Microscopic analysis of slides from all feet sampled showed a radial pattern of increased tubule density across the axial to abaxial plane (this means from the inner to outer edge of the hoof wall). All feet had higher tubule density in the toe than in the lateral quarter. Density in the quarters varied within each foot. The quarter with higher tubule density was on the medial side of the foot, which was the more upright wall in all but one of the feet sampled. Feral feet showed an overall lower density at the toe wall compared to domestic feet, except for the outermost zone where feral feet had a higher tubule density than domestic feet.

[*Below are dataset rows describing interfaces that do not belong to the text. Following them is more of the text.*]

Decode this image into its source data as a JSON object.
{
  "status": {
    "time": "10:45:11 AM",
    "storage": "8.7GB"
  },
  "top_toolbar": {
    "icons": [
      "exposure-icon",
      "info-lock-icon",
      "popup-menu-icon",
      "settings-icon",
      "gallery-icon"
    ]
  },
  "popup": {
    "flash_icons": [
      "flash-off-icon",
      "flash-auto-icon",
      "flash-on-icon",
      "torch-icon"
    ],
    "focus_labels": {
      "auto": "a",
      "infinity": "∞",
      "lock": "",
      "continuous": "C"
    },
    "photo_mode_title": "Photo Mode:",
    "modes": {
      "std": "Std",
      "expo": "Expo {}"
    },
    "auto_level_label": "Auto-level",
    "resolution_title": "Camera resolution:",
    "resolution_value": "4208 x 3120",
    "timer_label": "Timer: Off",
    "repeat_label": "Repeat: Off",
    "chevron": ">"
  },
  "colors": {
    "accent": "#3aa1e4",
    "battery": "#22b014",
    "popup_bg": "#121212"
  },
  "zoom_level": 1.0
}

Proximodistal density calculations were measured from serial sections in 5 sites at the toe collected from 3 feet (one feral and two racehorse samples). Density was higher in the more proximal section at the dermal edge. The distal section had higher density in the zones closest to the outer hoof wall.
Morphological differences were noted between tubules in different zones. Near the dermal edge, horn tubules closest to the laminae are oriented in line with the dermal tips and appear to be “budding off” from secondary epidermal laminae between two neighboring primary epidermal bases. Approximately 2 millimeters outward from the dermal edge there is a zone approximately 2 millimeters wide where the tubules are the largest with the most well defined cortical zone and largest medullary cavities. Continuing toward the outer hoof wall from this zone, the tubule cortices become less well-defined and tubule density rises progressively. The outermost zone of hoof wall, the periople, had tubules similar in size and density to the rest of the outer hoof wall, but consistently showed uptake of stain similar to that of the inner hoof wall.

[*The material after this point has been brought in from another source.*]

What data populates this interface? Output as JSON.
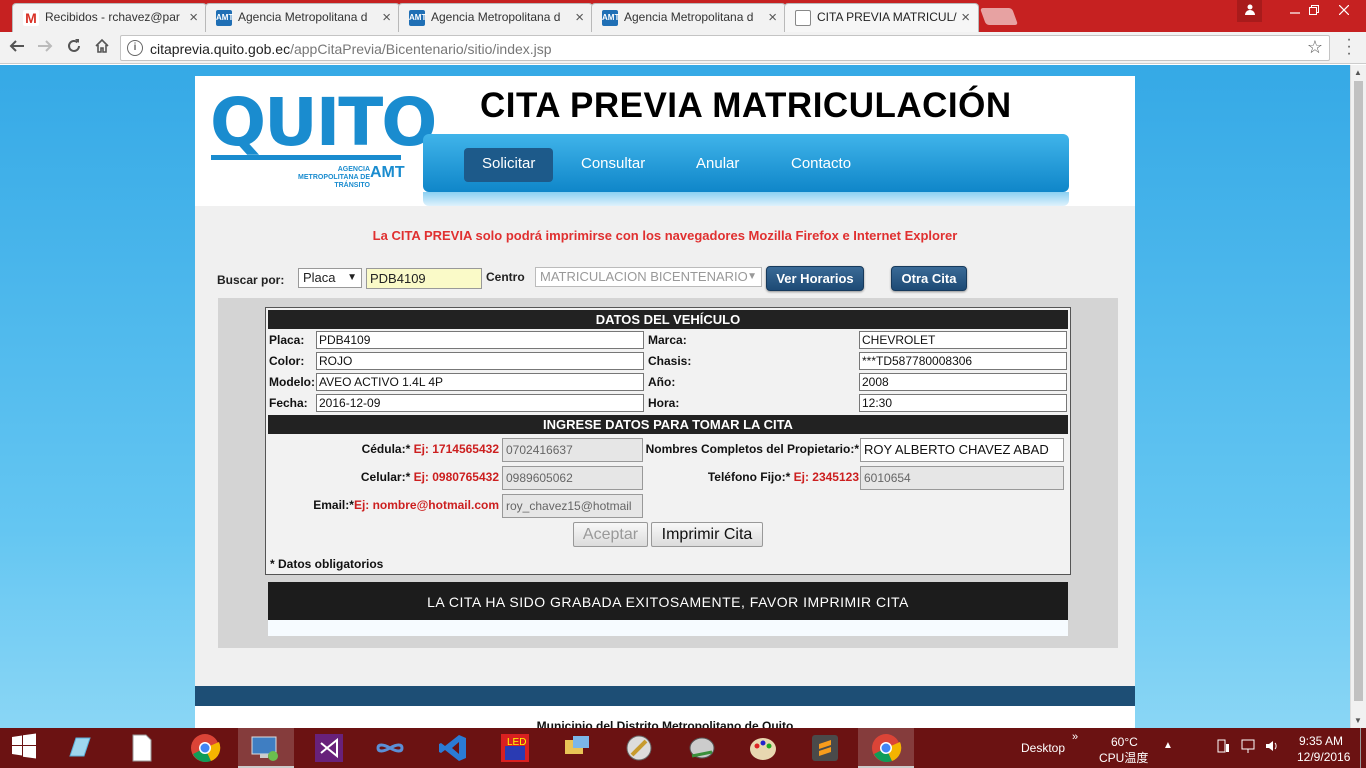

Comments: Previous research on hoof wall has documented biochemical differences, hydration gradients, mechanical differences and ultrastructural distinctions (seen under an electron microscope) across different zones of hoof wall.
Major findings of this study reveal new information about hoof wall tubule density. Hoof wall tubule density patterns are similar to laminar density patterns from toe to lateral quarter but different between toe and medial quarter. There is variation among different groups of horses. It is possible that different hoof wall loading patterns could account for the difference in tubule density. Hoof horn tubules may respond differently than the laminae do to similar loads. It is also possible that tubular horn responds in a similar fashion to the laminae, but that loads on the tubular horn are different than the loads occurring in the laminar junction.
Clinical relevance: It is not known if variation between groups is due to breed, age, sex, occupation, hoof balance, or shoeing. The feral and racehorse group were age-matched, but no other variables were similar. The pleasure horse group showed the largest data ranges, which is to be expected if tubule density is affected by multiple factors. Pleasure horses used in this study comprised a range of ages, breeds, occupational histories, and environmental conditions.
To answer the question of what precisely is changing in the hoof wall horn when the foot adapts, we need data collected over time from a sample group of live horses exposed to changing environmental conditions. The present study has established that tubule density can be studied from sample hoof clippings removed during routine hoof care. Future research may identify markers of hoof wall thickness, tubule density and tubule morphology as diagnostic and prognostic indicators for important equine foot conditions.
Future questions include:
- How variable is this tubule pattern? Are horses born with a full set of tubules?
- Does tubule density change over time or is the adaptation when horses are moved from hard to soft ground etc. primarily some other aspect of hoof wall changes?
- What is the relationship between inner and outer edge tubule quality and alignment?
© 2004 Equine Foot Lab